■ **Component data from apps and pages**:
★ ★ ★

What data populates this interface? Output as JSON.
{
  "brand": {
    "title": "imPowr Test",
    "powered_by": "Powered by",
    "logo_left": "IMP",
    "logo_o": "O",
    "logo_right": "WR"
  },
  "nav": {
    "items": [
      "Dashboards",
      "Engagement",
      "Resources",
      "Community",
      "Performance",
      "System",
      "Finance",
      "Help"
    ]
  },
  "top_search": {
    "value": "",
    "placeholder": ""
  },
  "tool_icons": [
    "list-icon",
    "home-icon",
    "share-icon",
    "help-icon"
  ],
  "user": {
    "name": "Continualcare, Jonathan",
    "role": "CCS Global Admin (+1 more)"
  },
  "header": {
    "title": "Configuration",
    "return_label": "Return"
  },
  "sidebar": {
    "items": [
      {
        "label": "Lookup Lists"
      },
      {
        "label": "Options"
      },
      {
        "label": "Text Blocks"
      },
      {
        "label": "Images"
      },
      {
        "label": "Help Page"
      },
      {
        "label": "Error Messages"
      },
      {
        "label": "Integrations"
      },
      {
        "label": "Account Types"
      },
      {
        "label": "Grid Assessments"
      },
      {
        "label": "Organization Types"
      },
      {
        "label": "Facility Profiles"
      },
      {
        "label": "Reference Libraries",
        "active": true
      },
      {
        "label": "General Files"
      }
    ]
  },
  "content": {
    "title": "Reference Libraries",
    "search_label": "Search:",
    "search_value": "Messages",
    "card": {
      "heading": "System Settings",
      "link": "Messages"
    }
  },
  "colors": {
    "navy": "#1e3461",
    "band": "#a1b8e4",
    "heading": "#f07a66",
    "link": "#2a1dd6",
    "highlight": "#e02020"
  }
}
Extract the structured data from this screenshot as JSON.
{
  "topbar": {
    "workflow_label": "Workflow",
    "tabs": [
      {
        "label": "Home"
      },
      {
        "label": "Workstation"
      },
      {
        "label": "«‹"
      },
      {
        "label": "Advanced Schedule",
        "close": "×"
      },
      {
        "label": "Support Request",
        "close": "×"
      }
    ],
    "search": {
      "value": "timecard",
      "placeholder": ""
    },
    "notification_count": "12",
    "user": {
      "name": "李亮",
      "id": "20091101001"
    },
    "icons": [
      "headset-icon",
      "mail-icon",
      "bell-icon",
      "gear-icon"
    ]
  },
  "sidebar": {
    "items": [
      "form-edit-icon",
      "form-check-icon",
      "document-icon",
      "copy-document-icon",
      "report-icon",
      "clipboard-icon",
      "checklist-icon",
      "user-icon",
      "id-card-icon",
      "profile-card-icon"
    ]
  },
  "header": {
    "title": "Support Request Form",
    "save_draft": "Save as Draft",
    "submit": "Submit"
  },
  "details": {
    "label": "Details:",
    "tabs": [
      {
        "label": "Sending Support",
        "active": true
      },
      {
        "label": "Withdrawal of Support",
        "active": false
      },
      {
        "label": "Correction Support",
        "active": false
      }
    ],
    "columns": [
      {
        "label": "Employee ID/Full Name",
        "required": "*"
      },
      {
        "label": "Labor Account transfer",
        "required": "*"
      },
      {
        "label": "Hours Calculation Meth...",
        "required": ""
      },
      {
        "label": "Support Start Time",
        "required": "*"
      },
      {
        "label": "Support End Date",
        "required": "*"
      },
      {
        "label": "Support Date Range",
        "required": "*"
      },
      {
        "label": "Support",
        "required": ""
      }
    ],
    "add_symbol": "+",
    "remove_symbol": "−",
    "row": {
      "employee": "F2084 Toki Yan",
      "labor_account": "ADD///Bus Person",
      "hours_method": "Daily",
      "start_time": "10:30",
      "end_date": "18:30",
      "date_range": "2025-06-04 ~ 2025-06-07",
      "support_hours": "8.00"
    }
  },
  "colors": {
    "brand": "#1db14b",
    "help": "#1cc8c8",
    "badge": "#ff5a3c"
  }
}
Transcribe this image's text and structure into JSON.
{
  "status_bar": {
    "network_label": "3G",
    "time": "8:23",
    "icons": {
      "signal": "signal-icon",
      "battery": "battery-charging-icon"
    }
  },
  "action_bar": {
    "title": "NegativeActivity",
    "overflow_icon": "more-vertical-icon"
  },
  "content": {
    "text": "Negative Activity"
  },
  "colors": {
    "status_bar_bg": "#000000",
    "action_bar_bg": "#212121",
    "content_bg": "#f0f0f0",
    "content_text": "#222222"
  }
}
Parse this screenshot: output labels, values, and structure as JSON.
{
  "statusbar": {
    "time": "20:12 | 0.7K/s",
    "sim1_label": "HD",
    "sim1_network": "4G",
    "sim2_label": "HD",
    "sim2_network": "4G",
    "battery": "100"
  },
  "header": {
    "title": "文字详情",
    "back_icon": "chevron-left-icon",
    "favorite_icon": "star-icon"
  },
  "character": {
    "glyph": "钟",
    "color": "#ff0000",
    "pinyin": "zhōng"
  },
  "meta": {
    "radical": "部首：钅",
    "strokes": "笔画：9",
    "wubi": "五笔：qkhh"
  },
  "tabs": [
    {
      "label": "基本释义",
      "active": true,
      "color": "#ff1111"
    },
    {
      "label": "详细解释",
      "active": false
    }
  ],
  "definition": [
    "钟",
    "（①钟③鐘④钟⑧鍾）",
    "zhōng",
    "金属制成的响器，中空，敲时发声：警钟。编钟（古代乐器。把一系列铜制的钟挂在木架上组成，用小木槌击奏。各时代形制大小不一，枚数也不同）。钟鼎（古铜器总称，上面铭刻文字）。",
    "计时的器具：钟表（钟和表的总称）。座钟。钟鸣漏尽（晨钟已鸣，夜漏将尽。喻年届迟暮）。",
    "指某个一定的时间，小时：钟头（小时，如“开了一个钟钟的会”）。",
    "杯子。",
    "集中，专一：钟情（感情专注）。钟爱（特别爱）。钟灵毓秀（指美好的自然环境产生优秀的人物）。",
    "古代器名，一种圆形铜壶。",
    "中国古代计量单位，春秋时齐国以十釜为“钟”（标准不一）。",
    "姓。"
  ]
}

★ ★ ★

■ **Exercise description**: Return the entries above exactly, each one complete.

■ **Output below**:
What data populates this interface? Output as JSON.
{
  "brand": {
    "title": "imPowr Test",
    "powered_by": "Powered by",
    "logo_left": "IMP",
    "logo_o": "O",
    "logo_right": "WR"
  },
  "nav": {
    "items": [
      "Dashboards",
      "Engagement",
      "Resources",
      "Community",
      "Performance",
      "System",
      "Finance",
      "Help"
    ]
  },
  "top_search": {
    "value": "",
    "placeholder": ""
  },
  "tool_icons": [
    "list-icon",
    "home-icon",
    "share-icon",
    "help-icon"
  ],
  "user": {
    "name": "Continualcare, Jonathan",
    "role": "CCS Global Admin (+1 more)"
  },
  "header": {
    "title": "Configuration",
    "return_label": "Return"
  },
  "sidebar": {
    "items": [
      {
        "label": "Lookup Lists"
      },
      {
        "label": "Options"
      },
      {
        "label": "Text Blocks"
      },
      {
        "label": "Images"
      },
      {
        "label": "Help Page"
      },
      {
        "label": "Error Messages"
      },
      {
        "label": "Integrations"
      },
      {
        "label": "Account Types"
      },
      {
        "label": "Grid Assessments"
      },
      {
        "label": "Organization Types"
      },
      {
        "label": "Facility Profiles"
      },
      {
        "label": "Reference Libraries",
        "active": true
      },
      {
        "label": "General Files"
      }
    ]
  },
  "content": {
    "title": "Reference Libraries",
    "search_label": "Search:",
    "search_value": "Messages",
    "card": {
      "heading": "System Settings",
      "link": "Messages"
    }
  },
  "colors": {
    "navy": "#1e3461",
    "band": "#a1b8e4",
    "heading": "#f07a66",
    "link": "#2a1dd6",
    "highlight": "#e02020"
  }
}
Extract the structured data from this screenshot as JSON.
{
  "topbar": {
    "workflow_label": "Workflow",
    "tabs": [
      {
        "label": "Home"
      },
      {
        "label": "Workstation"
      },
      {
        "label": "«‹"
      },
      {
        "label": "Advanced Schedule",
        "close": "×"
      },
      {
        "label": "Support Request",
        "close": "×"
      }
    ],
    "search": {
      "value": "timecard",
      "placeholder": ""
    },
    "notification_count": "12",
    "user": {
      "name": "李亮",
      "id": "20091101001"
    },
    "icons": [
      "headset-icon",
      "mail-icon",
      "bell-icon",
      "gear-icon"
    ]
  },
  "sidebar": {
    "items": [
      "form-edit-icon",
      "form-check-icon",
      "document-icon",
      "copy-document-icon",
      "report-icon",
      "clipboard-icon",
      "checklist-icon",
      "user-icon",
      "id-card-icon",
      "profile-card-icon"
    ]
  },
  "header": {
    "title": "Support Request Form",
    "save_draft": "Save as Draft",
    "submit": "Submit"
  },
  "details": {
    "label": "Details:",
    "tabs": [
      {
        "label": "Sending Support",
        "active": true
      },
      {
        "label": "Withdrawal of Support",
        "active": false
      },
      {
        "label": "Correction Support",
        "active": false
      }
    ],
    "columns": [
      {
        "label": "Employee ID/Full Name",
        "required": "*"
      },
      {
        "label": "Labor Account transfer",
        "required": "*"
      },
      {
        "label": "Hours Calculation Meth...",
        "required": ""
      },
      {
        "label": "Support Start Time",
        "required": "*"
      },
      {
        "label": "Support End Date",
        "required": "*"
      },
      {
        "label": "Support Date Range",
        "required": "*"
      },
      {
        "label": "Support",
        "required": ""
      }
    ],
    "add_symbol": "+",
    "remove_symbol": "−",
    "row": {
      "employee": "F2084 Toki Yan",
      "labor_account": "ADD///Bus Person",
      "hours_method": "Daily",
      "start_time": "10:30",
      "end_date": "18:30",
      "date_range": "2025-06-04 ~ 2025-06-07",
      "support_hours": "8.00"
    }
  },
  "colors": {
    "brand": "#1db14b",
    "help": "#1cc8c8",
    "badge": "#ff5a3c"
  }
}
Transcribe this image's text and structure into JSON.
{
  "status_bar": {
    "network_label": "3G",
    "time": "8:23",
    "icons": {
      "signal": "signal-icon",
      "battery": "battery-charging-icon"
    }
  },
  "action_bar": {
    "title": "NegativeActivity",
    "overflow_icon": "more-vertical-icon"
  },
  "content": {
    "text": "Negative Activity"
  },
  "colors": {
    "status_bar_bg": "#000000",
    "action_bar_bg": "#212121",
    "content_bg": "#f0f0f0",
    "content_text": "#222222"
  }
}
Parse this screenshot: output labels, values, and structure as JSON.
{
  "statusbar": {
    "time": "20:12 | 0.7K/s",
    "sim1_label": "HD",
    "sim1_network": "4G",
    "sim2_label": "HD",
    "sim2_network": "4G",
    "battery": "100"
  },
  "header": {
    "title": "文字详情",
    "back_icon": "chevron-left-icon",
    "favorite_icon": "star-icon"
  },
  "character": {
    "glyph": "钟",
    "color": "#ff0000",
    "pinyin": "zhōng"
  },
  "meta": {
    "radical": "部首：钅",
    "strokes": "笔画：9",
    "wubi": "五笔：qkhh"
  },
  "tabs": [
    {
      "label": "基本释义",
      "active": true,
      "color": "#ff1111"
    },
    {
      "label": "详细解释",
      "active": false
    }
  ],
  "definition": [
    "钟",
    "（①钟③鐘④钟⑧鍾）",
    "zhōng",
    "金属制成的响器，中空，敲时发声：警钟。编钟（古代乐器。把一系列铜制的钟挂在木架上组成，用小木槌击奏。各时代形制大小不一，枚数也不同）。钟鼎（古铜器总称，上面铭刻文字）。",
    "计时的器具：钟表（钟和表的总称）。座钟。钟鸣漏尽（晨钟已鸣，夜漏将尽。喻年届迟暮）。",
    "指某个一定的时间，小时：钟头（小时，如“开了一个钟钟的会”）。",
    "杯子。",
    "集中，专一：钟情（感情专注）。钟爱（特别爱）。钟灵毓秀（指美好的自然环境产生优秀的人物）。",
    "古代器名，一种圆形铜壶。",
    "中国古代计量单位，春秋时齐国以十釜为“钟”（标准不一）。",
    "姓。"
  ]
}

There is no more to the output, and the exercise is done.